:: Task ::
Write out every line of the data below exactly as given.

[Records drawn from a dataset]
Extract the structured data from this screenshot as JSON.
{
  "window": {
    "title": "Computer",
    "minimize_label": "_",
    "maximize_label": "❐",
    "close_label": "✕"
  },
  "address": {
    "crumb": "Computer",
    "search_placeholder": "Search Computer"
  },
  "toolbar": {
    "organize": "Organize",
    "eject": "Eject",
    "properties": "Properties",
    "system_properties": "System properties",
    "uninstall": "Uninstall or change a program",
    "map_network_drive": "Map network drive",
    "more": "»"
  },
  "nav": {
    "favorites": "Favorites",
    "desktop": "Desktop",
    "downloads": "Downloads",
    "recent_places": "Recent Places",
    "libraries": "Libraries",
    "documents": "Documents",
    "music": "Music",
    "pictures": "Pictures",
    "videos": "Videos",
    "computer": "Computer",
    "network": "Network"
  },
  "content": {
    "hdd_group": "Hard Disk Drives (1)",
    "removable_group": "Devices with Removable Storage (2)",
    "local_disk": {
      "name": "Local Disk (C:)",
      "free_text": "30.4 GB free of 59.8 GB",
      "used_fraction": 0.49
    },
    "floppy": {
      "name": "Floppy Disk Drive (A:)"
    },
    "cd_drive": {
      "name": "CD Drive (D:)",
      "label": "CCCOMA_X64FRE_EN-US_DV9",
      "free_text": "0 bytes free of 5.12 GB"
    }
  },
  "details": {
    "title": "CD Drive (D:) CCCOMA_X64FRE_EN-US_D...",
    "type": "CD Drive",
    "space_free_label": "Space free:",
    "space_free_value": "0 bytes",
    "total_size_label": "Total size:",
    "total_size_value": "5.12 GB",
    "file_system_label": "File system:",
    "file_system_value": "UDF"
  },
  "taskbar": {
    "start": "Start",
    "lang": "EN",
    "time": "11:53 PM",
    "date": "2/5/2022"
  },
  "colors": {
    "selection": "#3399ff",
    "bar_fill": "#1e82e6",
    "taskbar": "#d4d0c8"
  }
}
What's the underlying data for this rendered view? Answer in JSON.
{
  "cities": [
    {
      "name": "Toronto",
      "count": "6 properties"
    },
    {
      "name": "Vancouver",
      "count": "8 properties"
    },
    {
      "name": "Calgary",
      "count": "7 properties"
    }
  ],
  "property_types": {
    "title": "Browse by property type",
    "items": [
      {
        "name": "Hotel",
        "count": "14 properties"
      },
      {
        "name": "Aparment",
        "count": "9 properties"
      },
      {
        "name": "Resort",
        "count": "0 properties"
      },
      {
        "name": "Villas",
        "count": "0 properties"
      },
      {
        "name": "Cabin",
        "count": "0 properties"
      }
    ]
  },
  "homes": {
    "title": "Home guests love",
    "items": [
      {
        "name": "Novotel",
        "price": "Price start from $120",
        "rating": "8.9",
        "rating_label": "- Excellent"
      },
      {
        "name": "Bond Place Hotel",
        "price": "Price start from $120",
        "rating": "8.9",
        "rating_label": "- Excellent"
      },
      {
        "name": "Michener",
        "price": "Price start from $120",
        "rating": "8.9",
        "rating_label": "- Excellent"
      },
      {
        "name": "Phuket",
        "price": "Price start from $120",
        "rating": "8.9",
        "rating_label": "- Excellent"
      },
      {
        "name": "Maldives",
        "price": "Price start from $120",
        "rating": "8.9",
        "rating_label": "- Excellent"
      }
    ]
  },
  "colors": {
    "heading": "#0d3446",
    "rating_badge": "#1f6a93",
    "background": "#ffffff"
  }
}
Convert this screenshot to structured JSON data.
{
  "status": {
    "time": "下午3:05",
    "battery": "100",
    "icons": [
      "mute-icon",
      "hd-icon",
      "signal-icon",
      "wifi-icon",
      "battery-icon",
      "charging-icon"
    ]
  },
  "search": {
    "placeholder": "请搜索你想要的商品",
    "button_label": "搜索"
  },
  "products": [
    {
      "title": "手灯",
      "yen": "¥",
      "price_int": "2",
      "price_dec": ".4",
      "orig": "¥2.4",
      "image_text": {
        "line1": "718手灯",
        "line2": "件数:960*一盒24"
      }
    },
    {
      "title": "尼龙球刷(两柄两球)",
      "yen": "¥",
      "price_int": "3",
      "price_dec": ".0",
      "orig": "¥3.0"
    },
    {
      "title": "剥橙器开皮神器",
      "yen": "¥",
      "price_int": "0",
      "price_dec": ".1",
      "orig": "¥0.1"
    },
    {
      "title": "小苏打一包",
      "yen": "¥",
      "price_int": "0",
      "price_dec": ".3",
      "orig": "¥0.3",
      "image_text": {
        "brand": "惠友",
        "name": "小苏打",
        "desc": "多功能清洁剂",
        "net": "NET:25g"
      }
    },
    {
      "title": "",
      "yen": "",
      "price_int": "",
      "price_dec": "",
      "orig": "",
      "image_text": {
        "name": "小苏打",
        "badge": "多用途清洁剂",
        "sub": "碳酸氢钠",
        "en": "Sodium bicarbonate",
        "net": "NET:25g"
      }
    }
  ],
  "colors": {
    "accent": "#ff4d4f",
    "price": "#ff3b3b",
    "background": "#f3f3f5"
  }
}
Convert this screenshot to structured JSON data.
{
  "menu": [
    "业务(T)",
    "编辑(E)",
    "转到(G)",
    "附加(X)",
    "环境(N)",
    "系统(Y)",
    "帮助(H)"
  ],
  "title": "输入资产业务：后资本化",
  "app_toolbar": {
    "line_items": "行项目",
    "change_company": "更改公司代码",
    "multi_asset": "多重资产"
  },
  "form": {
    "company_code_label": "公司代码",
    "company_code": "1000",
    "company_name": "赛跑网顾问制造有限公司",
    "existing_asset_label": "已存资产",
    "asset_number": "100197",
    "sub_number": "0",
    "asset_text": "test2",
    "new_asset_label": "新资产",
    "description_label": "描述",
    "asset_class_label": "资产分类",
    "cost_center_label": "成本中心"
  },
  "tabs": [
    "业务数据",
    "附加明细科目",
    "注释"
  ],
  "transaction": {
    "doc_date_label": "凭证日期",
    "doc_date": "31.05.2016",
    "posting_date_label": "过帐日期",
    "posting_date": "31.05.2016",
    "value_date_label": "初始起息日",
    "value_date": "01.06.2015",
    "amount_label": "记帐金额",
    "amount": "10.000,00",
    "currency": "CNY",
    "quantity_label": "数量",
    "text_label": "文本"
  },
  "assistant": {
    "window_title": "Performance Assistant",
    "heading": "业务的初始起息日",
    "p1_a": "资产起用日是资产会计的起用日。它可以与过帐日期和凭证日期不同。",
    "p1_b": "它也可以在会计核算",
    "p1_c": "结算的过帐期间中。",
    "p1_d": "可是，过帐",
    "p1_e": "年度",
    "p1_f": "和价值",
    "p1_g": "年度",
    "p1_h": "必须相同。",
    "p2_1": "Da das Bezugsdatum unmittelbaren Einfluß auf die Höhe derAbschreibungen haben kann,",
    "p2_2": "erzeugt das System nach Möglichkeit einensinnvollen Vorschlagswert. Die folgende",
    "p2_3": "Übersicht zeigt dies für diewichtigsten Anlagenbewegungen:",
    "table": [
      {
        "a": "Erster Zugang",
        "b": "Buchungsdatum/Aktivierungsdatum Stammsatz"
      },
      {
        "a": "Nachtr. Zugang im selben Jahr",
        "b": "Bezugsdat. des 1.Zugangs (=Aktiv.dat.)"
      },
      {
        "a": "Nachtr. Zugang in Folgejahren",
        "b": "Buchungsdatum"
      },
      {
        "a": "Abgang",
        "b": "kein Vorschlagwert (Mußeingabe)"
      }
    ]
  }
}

:: Problem solution ::
Extract the structured data from this screenshot as JSON.
{
  "window": {
    "title": "Computer",
    "minimize_label": "_",
    "maximize_label": "❐",
    "close_label": "✕"
  },
  "address": {
    "crumb": "Computer",
    "search_placeholder": "Search Computer"
  },
  "toolbar": {
    "organize": "Organize",
    "eject": "Eject",
    "properties": "Properties",
    "system_properties": "System properties",
    "uninstall": "Uninstall or change a program",
    "map_network_drive": "Map network drive",
    "more": "»"
  },
  "nav": {
    "favorites": "Favorites",
    "desktop": "Desktop",
    "downloads": "Downloads",
    "recent_places": "Recent Places",
    "libraries": "Libraries",
    "documents": "Documents",
    "music": "Music",
    "pictures": "Pictures",
    "videos": "Videos",
    "computer": "Computer",
    "network": "Network"
  },
  "content": {
    "hdd_group": "Hard Disk Drives (1)",
    "removable_group": "Devices with Removable Storage (2)",
    "local_disk": {
      "name": "Local Disk (C:)",
      "free_text": "30.4 GB free of 59.8 GB",
      "used_fraction": 0.49
    },
    "floppy": {
      "name": "Floppy Disk Drive (A:)"
    },
    "cd_drive": {
      "name": "CD Drive (D:)",
      "label": "CCCOMA_X64FRE_EN-US_DV9",
      "free_text": "0 bytes free of 5.12 GB"
    }
  },
  "details": {
    "title": "CD Drive (D:) CCCOMA_X64FRE_EN-US_D...",
    "type": "CD Drive",
    "space_free_label": "Space free:",
    "space_free_value": "0 bytes",
    "total_size_label": "Total size:",
    "total_size_value": "5.12 GB",
    "file_system_label": "File system:",
    "file_system_value": "UDF"
  },
  "taskbar": {
    "start": "Start",
    "lang": "EN",
    "time": "11:53 PM",
    "date": "2/5/2022"
  },
  "colors": {
    "selection": "#3399ff",
    "bar_fill": "#1e82e6",
    "taskbar": "#d4d0c8"
  }
}
What's the underlying data for this rendered view? Answer in JSON.
{
  "cities": [
    {
      "name": "Toronto",
      "count": "6 properties"
    },
    {
      "name": "Vancouver",
      "count": "8 properties"
    },
    {
      "name": "Calgary",
      "count": "7 properties"
    }
  ],
  "property_types": {
    "title": "Browse by property type",
    "items": [
      {
        "name": "Hotel",
        "count": "14 properties"
      },
      {
        "name": "Aparment",
        "count": "9 properties"
      },
      {
        "name": "Resort",
        "count": "0 properties"
      },
      {
        "name": "Villas",
        "count": "0 properties"
      },
      {
        "name": "Cabin",
        "count": "0 properties"
      }
    ]
  },
  "homes": {
    "title": "Home guests love",
    "items": [
      {
        "name": "Novotel",
        "price": "Price start from $120",
        "rating": "8.9",
        "rating_label": "- Excellent"
      },
      {
        "name": "Bond Place Hotel",
        "price": "Price start from $120",
        "rating": "8.9",
        "rating_label": "- Excellent"
      },
      {
        "name": "Michener",
        "price": "Price start from $120",
        "rating": "8.9",
        "rating_label": "- Excellent"
      },
      {
        "name": "Phuket",
        "price": "Price start from $120",
        "rating": "8.9",
        "rating_label": "- Excellent"
      },
      {
        "name": "Maldives",
        "price": "Price start from $120",
        "rating": "8.9",
        "rating_label": "- Excellent"
      }
    ]
  },
  "colors": {
    "heading": "#0d3446",
    "rating_badge": "#1f6a93",
    "background": "#ffffff"
  }
}
Convert this screenshot to structured JSON data.
{
  "status": {
    "time": "下午3:05",
    "battery": "100",
    "icons": [
      "mute-icon",
      "hd-icon",
      "signal-icon",
      "wifi-icon",
      "battery-icon",
      "charging-icon"
    ]
  },
  "search": {
    "placeholder": "请搜索你想要的商品",
    "button_label": "搜索"
  },
  "products": [
    {
      "title": "手灯",
      "yen": "¥",
      "price_int": "2",
      "price_dec": ".4",
      "orig": "¥2.4",
      "image_text": {
        "line1": "718手灯",
        "line2": "件数:960*一盒24"
      }
    },
    {
      "title": "尼龙球刷(两柄两球)",
      "yen": "¥",
      "price_int": "3",
      "price_dec": ".0",
      "orig": "¥3.0"
    },
    {
      "title": "剥橙器开皮神器",
      "yen": "¥",
      "price_int": "0",
      "price_dec": ".1",
      "orig": "¥0.1"
    },
    {
      "title": "小苏打一包",
      "yen": "¥",
      "price_int": "0",
      "price_dec": ".3",
      "orig": "¥0.3",
      "image_text": {
        "brand": "惠友",
        "name": "小苏打",
        "desc": "多功能清洁剂",
        "net": "NET:25g"
      }
    },
    {
      "title": "",
      "yen": "",
      "price_int": "",
      "price_dec": "",
      "orig": "",
      "image_text": {
        "name": "小苏打",
        "badge": "多用途清洁剂",
        "sub": "碳酸氢钠",
        "en": "Sodium bicarbonate",
        "net": "NET:25g"
      }
    }
  ],
  "colors": {
    "accent": "#ff4d4f",
    "price": "#ff3b3b",
    "background": "#f3f3f5"
  }
}
Convert this screenshot to structured JSON data.
{
  "menu": [
    "业务(T)",
    "编辑(E)",
    "转到(G)",
    "附加(X)",
    "环境(N)",
    "系统(Y)",
    "帮助(H)"
  ],
  "title": "输入资产业务：后资本化",
  "app_toolbar": {
    "line_items": "行项目",
    "change_company": "更改公司代码",
    "multi_asset": "多重资产"
  },
  "form": {
    "company_code_label": "公司代码",
    "company_code": "1000",
    "company_name": "赛跑网顾问制造有限公司",
    "existing_asset_label": "已存资产",
    "asset_number": "100197",
    "sub_number": "0",
    "asset_text": "test2",
    "new_asset_label": "新资产",
    "description_label": "描述",
    "asset_class_label": "资产分类",
    "cost_center_label": "成本中心"
  },
  "tabs": [
    "业务数据",
    "附加明细科目",
    "注释"
  ],
  "transaction": {
    "doc_date_label": "凭证日期",
    "doc_date": "31.05.2016",
    "posting_date_label": "过帐日期",
    "posting_date": "31.05.2016",
    "value_date_label": "初始起息日",
    "value_date": "01.06.2015",
    "amount_label": "记帐金额",
    "amount": "10.000,00",
    "currency": "CNY",
    "quantity_label": "数量",
    "text_label": "文本"
  },
  "assistant": {
    "window_title": "Performance Assistant",
    "heading": "业务的初始起息日",
    "p1_a": "资产起用日是资产会计的起用日。它可以与过帐日期和凭证日期不同。",
    "p1_b": "它也可以在会计核算",
    "p1_c": "结算的过帐期间中。",
    "p1_d": "可是，过帐",
    "p1_e": "年度",
    "p1_f": "和价值",
    "p1_g": "年度",
    "p1_h": "必须相同。",
    "p2_1": "Da das Bezugsdatum unmittelbaren Einfluß auf die Höhe derAbschreibungen haben kann,",
    "p2_2": "erzeugt das System nach Möglichkeit einensinnvollen Vorschlagswert. Die folgende",
    "p2_3": "Übersicht zeigt dies für diewichtigsten Anlagenbewegungen:",
    "table": [
      {
        "a": "Erster Zugang",
        "b": "Buchungsdatum/Aktivierungsdatum Stammsatz"
      },
      {
        "a": "Nachtr. Zugang im selben Jahr",
        "b": "Bezugsdat. des 1.Zugangs (=Aktiv.dat.)"
      },
      {
        "a": "Nachtr. Zugang in Folgejahren",
        "b": "Buchungsdatum"
      },
      {
        "a": "Abgang",
        "b": "kein Vorschlagwert (Mußeingabe)"
      }
    ]
  }
}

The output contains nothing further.